Poet Kim Soo-young, Still Controversial: The Complete Works of Kim Soo-young, Vol.1 (Poems)
- onNovember 3, 2014
- Vol.21 Autumn 2013
- byHong Jung-sun
- The Complete Works of Kim Su-young, Vol.1 (Poems)
Countless poets began writing poetry after the liberation of Korea from Japan. But it is difficult to find another poet who aroused as much interest and stirred as much controversy as Kim Soo-young. He died at the relatively young age of 48 in 1968, but his poetry has become a symbol of freedom and revolution during the democratization of Korea, embodying literature that represents social concerns while being an example of modern, avant-garde poetry. Moreover, his life and work have elicited praise and criticism as well as a debate on imitation versus reflection by liberals, socialists, anti-Communists, and diverse types of intellectuals.
The Complete Works of Kim Soo-young, Vol.1 published posthumously by Minumsa Publishing Company in 1981, is a compilation of The Big Root (1974); a selection of essays Spit, Poetry (1975); and the popular Even If the Moon's Path Is Trodden, (1976). This collection of poems can be viewed as an outcome of the heightened interest in his work since the 1970s. As the first edition of the book has undergone 27 printings and the second edition, 19 printings, it goes to show that the great interest in Kim’s poetry is not temporary.
The underlying basis of how the Minumsa Publishing Group’s version of The Complete Works of Kim Soo-young, Vol.1 became a steady seller is the undying appeal of his poetry and the passionate debate it still triggers from readers. What continues to inspire young readers are the issues of freedom, revolution, conscience, and love, as well as the fiery spirit with which the poet engaged in his poetry.
Kim Soo-young was born, lived, and died in Seoul. He was an urbanite who lived in the capital, a place that rapidly metamorphosed into a modern city and was therefore free from the traditionalism and conventions of rural life. The reason why Kim actively pursued the themes of change and revolution, new forms, and abstruse styles of expression is not unrelated to the changes he experienced in his everyday life in Seoul.
Born in 1921, he died in 1968. The 48 years during which he lived was a period of great turbulence for the Korean people who experienced Japanese colonialism, national independence on August 15, 1945, the division of the Korean peninsula and the Korean War, the dictatorship of Rhee Syngman, and the student revolution on April 19, 1961.

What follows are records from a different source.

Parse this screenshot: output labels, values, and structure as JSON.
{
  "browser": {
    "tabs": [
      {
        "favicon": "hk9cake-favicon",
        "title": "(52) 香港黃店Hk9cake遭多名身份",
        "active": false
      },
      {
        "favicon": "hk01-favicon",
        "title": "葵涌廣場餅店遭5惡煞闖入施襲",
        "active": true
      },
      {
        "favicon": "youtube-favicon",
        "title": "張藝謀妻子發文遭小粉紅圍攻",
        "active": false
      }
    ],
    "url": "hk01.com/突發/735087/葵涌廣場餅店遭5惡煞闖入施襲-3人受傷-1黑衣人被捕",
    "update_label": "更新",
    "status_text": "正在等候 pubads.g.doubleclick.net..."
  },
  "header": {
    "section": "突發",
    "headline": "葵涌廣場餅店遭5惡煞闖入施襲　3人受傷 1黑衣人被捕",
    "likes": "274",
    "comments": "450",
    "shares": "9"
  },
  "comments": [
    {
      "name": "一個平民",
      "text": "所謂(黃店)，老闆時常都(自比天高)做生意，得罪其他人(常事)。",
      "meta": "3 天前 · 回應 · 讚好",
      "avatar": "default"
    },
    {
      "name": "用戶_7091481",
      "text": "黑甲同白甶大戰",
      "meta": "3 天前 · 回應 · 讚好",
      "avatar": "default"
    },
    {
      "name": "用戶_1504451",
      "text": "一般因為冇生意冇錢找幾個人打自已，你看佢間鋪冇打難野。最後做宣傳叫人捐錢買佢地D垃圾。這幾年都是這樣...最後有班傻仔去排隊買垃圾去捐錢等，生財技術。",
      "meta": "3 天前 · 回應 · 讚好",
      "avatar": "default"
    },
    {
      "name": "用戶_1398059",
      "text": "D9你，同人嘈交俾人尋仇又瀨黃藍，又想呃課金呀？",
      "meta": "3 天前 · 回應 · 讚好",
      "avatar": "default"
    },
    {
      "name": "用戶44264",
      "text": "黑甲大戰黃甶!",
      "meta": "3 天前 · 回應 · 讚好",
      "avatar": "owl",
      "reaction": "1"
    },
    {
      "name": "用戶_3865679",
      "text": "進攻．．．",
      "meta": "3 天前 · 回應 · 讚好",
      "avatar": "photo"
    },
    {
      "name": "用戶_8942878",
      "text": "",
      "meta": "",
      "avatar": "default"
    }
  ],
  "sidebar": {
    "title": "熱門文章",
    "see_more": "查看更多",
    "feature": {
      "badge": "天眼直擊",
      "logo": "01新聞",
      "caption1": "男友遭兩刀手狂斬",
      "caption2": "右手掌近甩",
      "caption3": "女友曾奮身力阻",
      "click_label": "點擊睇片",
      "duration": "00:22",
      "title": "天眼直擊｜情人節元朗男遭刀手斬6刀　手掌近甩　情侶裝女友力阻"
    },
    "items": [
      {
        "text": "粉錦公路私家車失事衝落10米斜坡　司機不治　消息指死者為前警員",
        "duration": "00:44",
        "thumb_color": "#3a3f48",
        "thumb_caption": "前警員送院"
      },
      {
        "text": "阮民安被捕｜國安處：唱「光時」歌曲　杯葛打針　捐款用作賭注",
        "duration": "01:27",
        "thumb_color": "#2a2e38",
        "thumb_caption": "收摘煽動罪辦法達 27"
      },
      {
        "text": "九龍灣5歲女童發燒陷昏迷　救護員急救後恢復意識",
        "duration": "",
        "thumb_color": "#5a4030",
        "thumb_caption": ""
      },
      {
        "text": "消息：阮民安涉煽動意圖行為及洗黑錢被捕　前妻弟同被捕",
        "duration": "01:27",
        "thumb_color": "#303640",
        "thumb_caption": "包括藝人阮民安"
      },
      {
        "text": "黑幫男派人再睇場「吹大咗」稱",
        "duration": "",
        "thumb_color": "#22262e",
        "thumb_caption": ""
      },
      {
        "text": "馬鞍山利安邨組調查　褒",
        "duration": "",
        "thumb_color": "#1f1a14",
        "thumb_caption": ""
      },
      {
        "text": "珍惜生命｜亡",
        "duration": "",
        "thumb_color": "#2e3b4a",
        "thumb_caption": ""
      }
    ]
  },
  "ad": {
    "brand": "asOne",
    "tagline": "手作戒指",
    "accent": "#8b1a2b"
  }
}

It was not simply Kim himself but the historical time period in which he lived that made him leave to study in Japan during the colonial era, become mesmerized by the proletariat poet Lim Wha after the liberation of Korea, be incarcerated in the Geojedo Prisoners’ Camp during the Korean War, and become actively involved in the socio-political movement after the April 19 Student Revolution. In other words, his direct confrontation with the critical events and issues of his time, led Kim to actively reflect on the meaning of the individual, family, and society in a poetic context.
When Kim's collected works of poetry was first published, it was around the time when the literary establishment in Korea was distinctively split into what the hegemonic literary sect called the establishment group and the critical group. The latter group founded quarterlies like Changbi Quarterly and Literature and Intelligence, as well as organizations like The Council of Writers for Freedom and Practice, which fought against the authoritarian government.
Consequently, the meaning and the value of Kim’s poetry also showed a great range of differing opinions, depending on the viewpoint of the literary figures and their political beliefs. On one hand, the nature of civilianism, proletarianism, realism, and honesty inherent in his poems were viewed in a positive light, whereas on the other hand, some criticized them for being esoteric, bourgeois in nature, and self-contradictory. For example, the populist grass roots movement interpreted the phrases from Kim’s most well-known poem, “Grass,” such as “lying down faster than the wind” and “rising faster than the wind,” as signifying the tenacious vitality of the masses. Those who were critical about populism claimed such a reading renders the masses as being opportunists who give into conditions of the present state, thereby igniting a debate about its meaning.
After democracy was achieved in Korea in the 1990s, many of the works by countless anti-government literary figures have lost their meaning. The Complete Works of Kim Soo-young, which has stirred debate on the excesses and deficiencies of modernity, has continued to survive the times.